  1. Radio
  2. Automobiles
  3. Powered Flight
  4. Electronic Integrated Circuit
  5. Atomic Energy
  6. Artificial Satellites
  7. TV/Video
  8. Computers
  9. Organ Transplants
  10. Lasers

If one found the guiding force behind introducing each of these technologies into mainstream life, one would have a pretty good list of some outstanding entrepreneurs. One thing I like in this list is that it lists organ transplants, not limiting innovation to just business ventures. And having had the privilege to work for Dr. Michael DeBakey at one time in my life, one of the leaders in this field, I can absolutely vouchsafe that he was a entrepreneur in every sense of the word.

Another friend of mine who is a historian picked these:

1920s: washing machine, vacuum cleaner, refrigerator, electric iron
1940s: penicillin, radar
1950s: credit cards
1960s: the pill, medical insurance, jet air travel, Salk vaccine
1970s: space satellites (communication)
1980s: microwave oven, personal computers
1990s: overnight delivery, catalog sales

Some other changes over our century that come to mind in no particular order are vitamins, plastics, telephone, health advances, packaged foodstuffs, weapons, civil rights, social change makers and agricultural advances. This was quickly becoming an intimidating project. Ten is too small a number for summarizing this century.

USA Weekend took a shot at defining "The Top Story of the Century", December 2416, 1999. While the list was not entrepreneurially oriented, certainly entrepreneurs who made this list would be leaders as entrepreneurs. As it turns out, even the stories that are not about entrepreneurs have entrepreneurial links. The number one story is about the U.S. dropping the atomic bomb. Number two Japan bombing Pearl Harbor. Bombs were an entrepreneurial innovation. Perhaps not one we would like to brag about, but it took someone who was an entrepreneur to make them happen.

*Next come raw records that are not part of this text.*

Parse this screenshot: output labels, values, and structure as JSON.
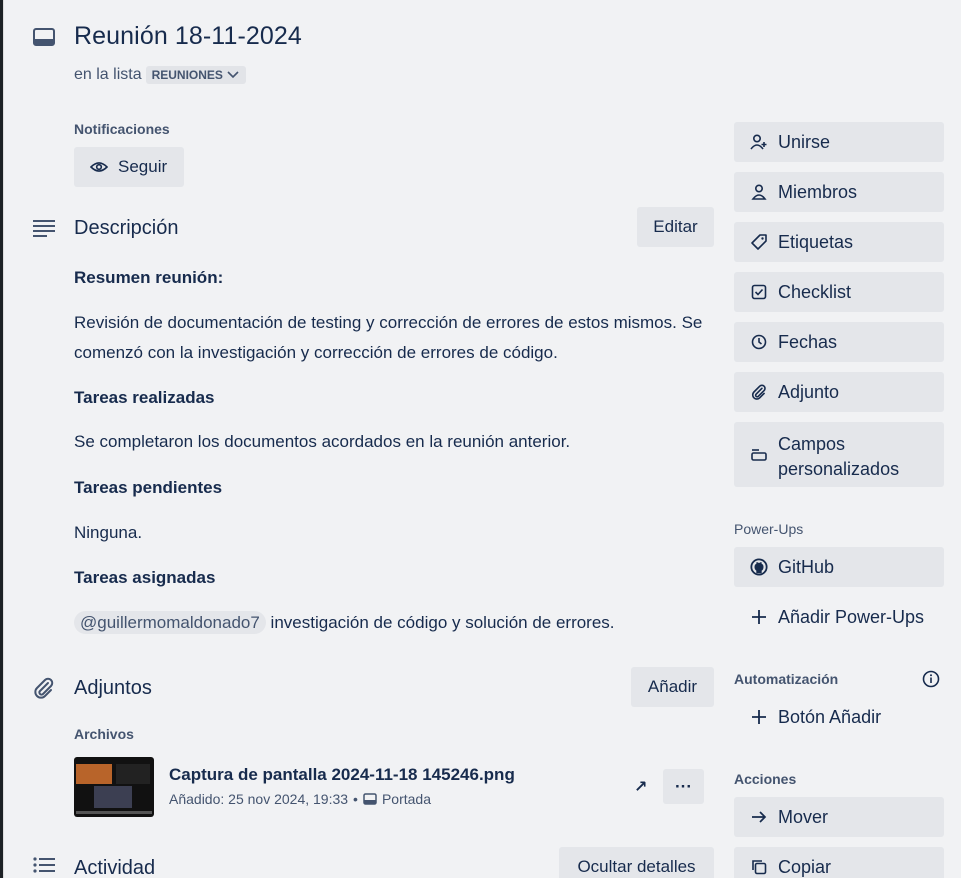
{
  "card": {
    "title": "Reunión 18-11-2024",
    "in_list_prefix": "en la lista",
    "list_name": "REUNIONES"
  },
  "notifications": {
    "label": "Notificaciones",
    "follow_button": "Seguir"
  },
  "description": {
    "title": "Descripción",
    "edit_button": "Editar",
    "h1": "Resumen reunión:",
    "p1": "Revisión de documentación de testing y corrección de errores de estos mismos. Se comenzó con la investigación y corrección de errores de código.",
    "h2": "Tareas realizadas",
    "p2": "Se completaron los documentos acordados en la reunión anterior.",
    "h3": "Tareas pendientes",
    "p3": "Ninguna.",
    "h4": "Tareas asignadas",
    "mention": "@guillermomaldonado7",
    "p4": "investigación de código y solución de errores."
  },
  "attachments": {
    "title": "Adjuntos",
    "add_button": "Añadir",
    "files_label": "Archivos",
    "file_name": "Captura de pantalla 2024-11-18 145246.png",
    "file_added": "Añadido: 25 nov 2024, 19:33",
    "file_bullet": "•",
    "file_cover": "Portada",
    "more_label": "···",
    "open_label": "↗"
  },
  "activity": {
    "title": "Actividad",
    "hide_details_button": "Ocultar detalles"
  },
  "sidebar": {
    "join": "Unirse",
    "members": "Miembros",
    "labels": "Etiquetas",
    "checklist": "Checklist",
    "dates": "Fechas",
    "attachment": "Adjunto",
    "custom_fields_1": "Campos",
    "custom_fields_2": "personalizados",
    "powerups_label": "Power-Ups",
    "github": "GitHub",
    "add_powerups": "Añadir Power-Ups",
    "automation_label": "Automatización",
    "add_button": "Botón Añadir",
    "actions_label": "Acciones",
    "move": "Mover",
    "copy": "Copiar"
  }
}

The third most important story was men walking on the moon, an entrepreneurial venture, albeit by our government - made possible by thousands of entrepreneurial innovations.

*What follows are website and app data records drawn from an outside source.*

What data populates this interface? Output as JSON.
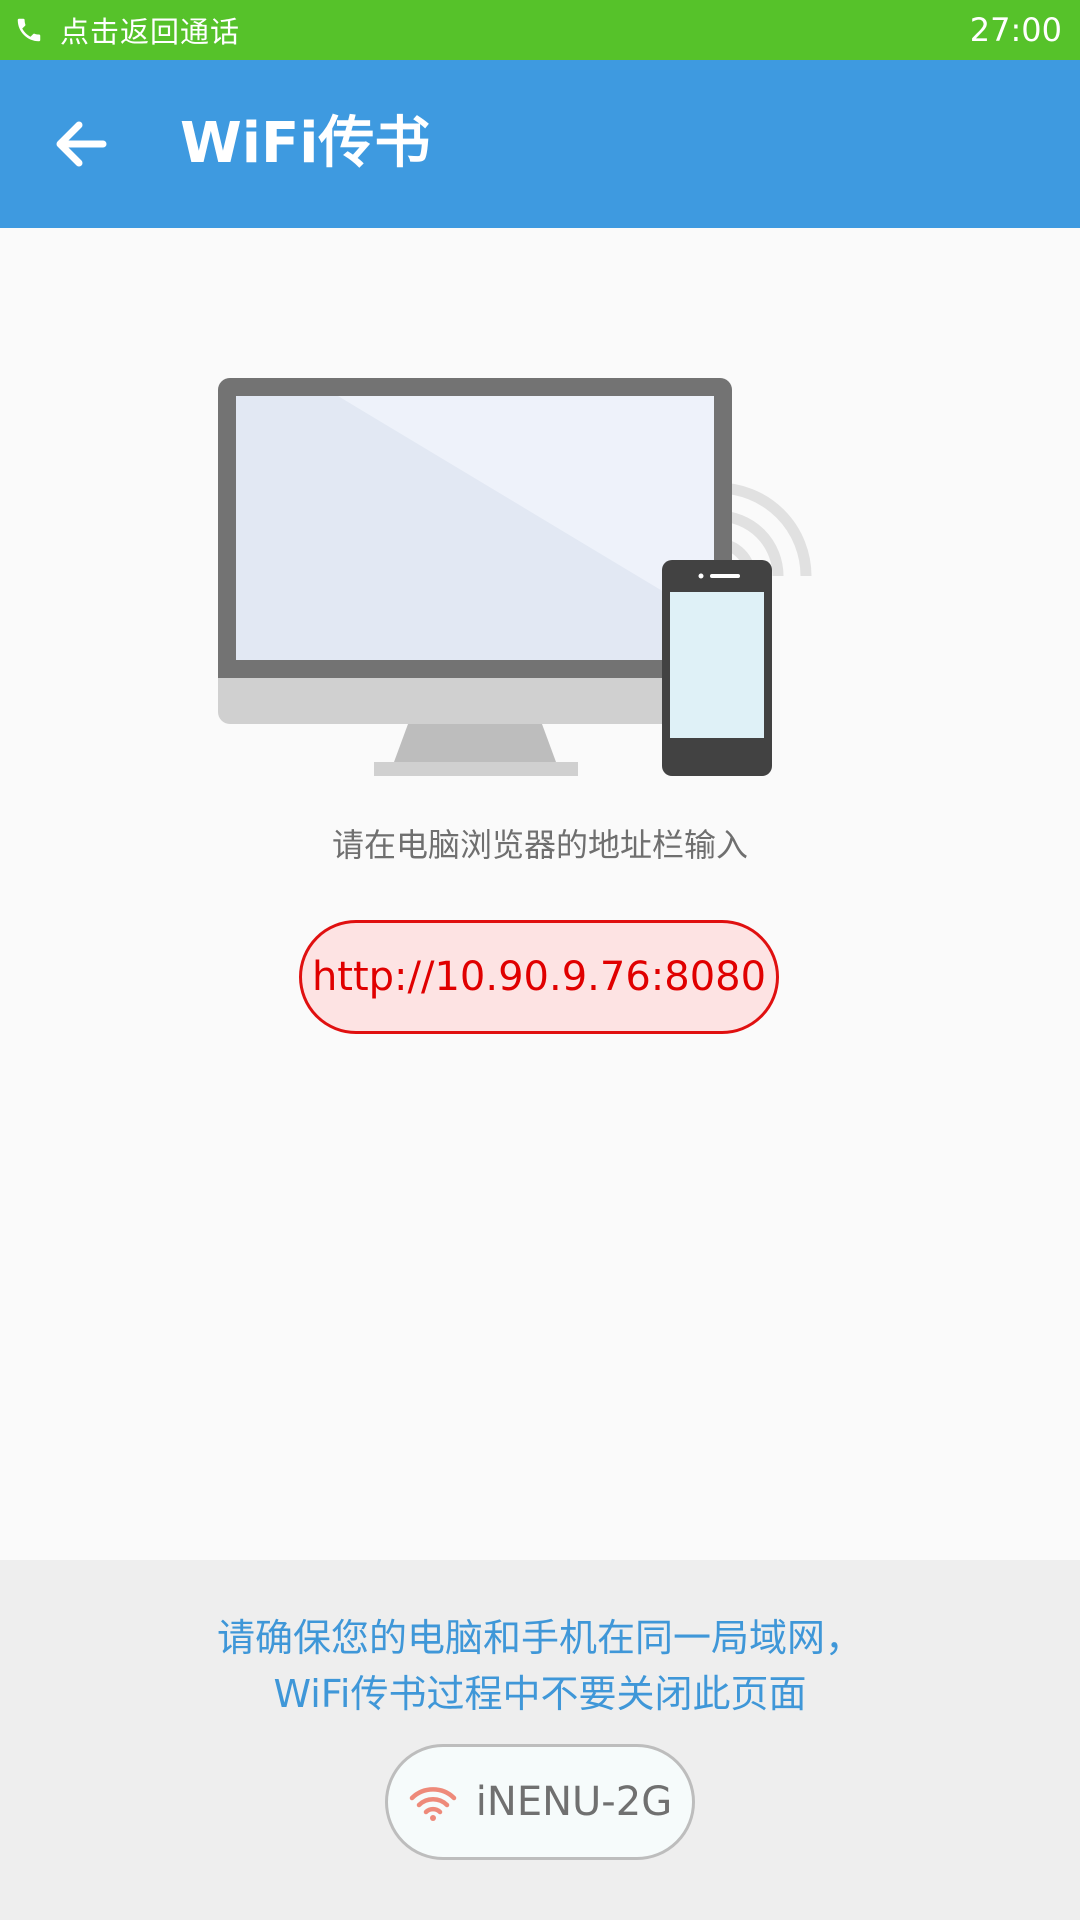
{
  "status_bar": {
    "call_text": "点击返回通话",
    "time": "27:00",
    "background": "#56c22a"
  },
  "app_bar": {
    "title": "WiFi传书",
    "background": "#3e9ae0",
    "back_icon": "arrow-left-icon"
  },
  "main": {
    "illustration": "computer-and-phone-wifi",
    "instruction": "请在电脑浏览器的地址栏输入",
    "url": "http://10.90.9.76:8080",
    "url_color": "#e00000"
  },
  "bottom": {
    "notice_line1": "请确保您的电脑和手机在同一局域网，",
    "notice_line2": "WiFi传书过程中不要关闭此页面",
    "network_name": "iNENU-2G",
    "network_icon": "wifi-icon",
    "notice_color": "#3f97d8"
  }
}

Getting slightly overwhelmed with all the possibilities, I decided to call my dad who is a pretty good candidate for being one of the entrepreneurial leaders himself. During World War II the U.S. government contracted with a small company in Muscatine, Iowa called Grain Processing Corporation to produce grain alcohol from corn as part of the process of making synthetic rubber for the war effort. My dad was one of the founding officers of that company. It has expanded and grown over the years to be a highly successful company producing a wide variety of grain-based products. He spent a number of years on the board of the National Association of Manufacturers and was its chairman. I called him in the expectation that he would have some heroes of his own that might not come immediately to mind for me and perhaps have a more global perspective - while I have lived more than half of the twentieth century, he has lived for almost all of it.

Amazingly to me, his "heroes" were local businessmen who have gone from nothing to multimillionaires on their own hard work. I found myself writing down the descriptive words he used time and time again in our discussion: started from nothing, worked hard, took risks, had limited financial resources, based work on quality, bucked big companies, built on a simple product that solved a common problem, gave back to their community generously. I realized that what he was describing was indeed a whole generation of entrepreneurs that built the solid base of business of this country. Instead of one person, there is a style of entrepreneurship that gave this century much of its character.

Perhaps that is who the real entrepreneurs of the century have been - those who wished to control their own future - and, in doing so, changed the face of our world. They came from all walks of life, but had in common that belief in themselves that allowed them to take the step down the path to building a better place for themselves and their community. This is our heritage entering the 21st century. As entrepreneurs we have a hard act to follow, but they have left us with some incredible tools to build an even better world.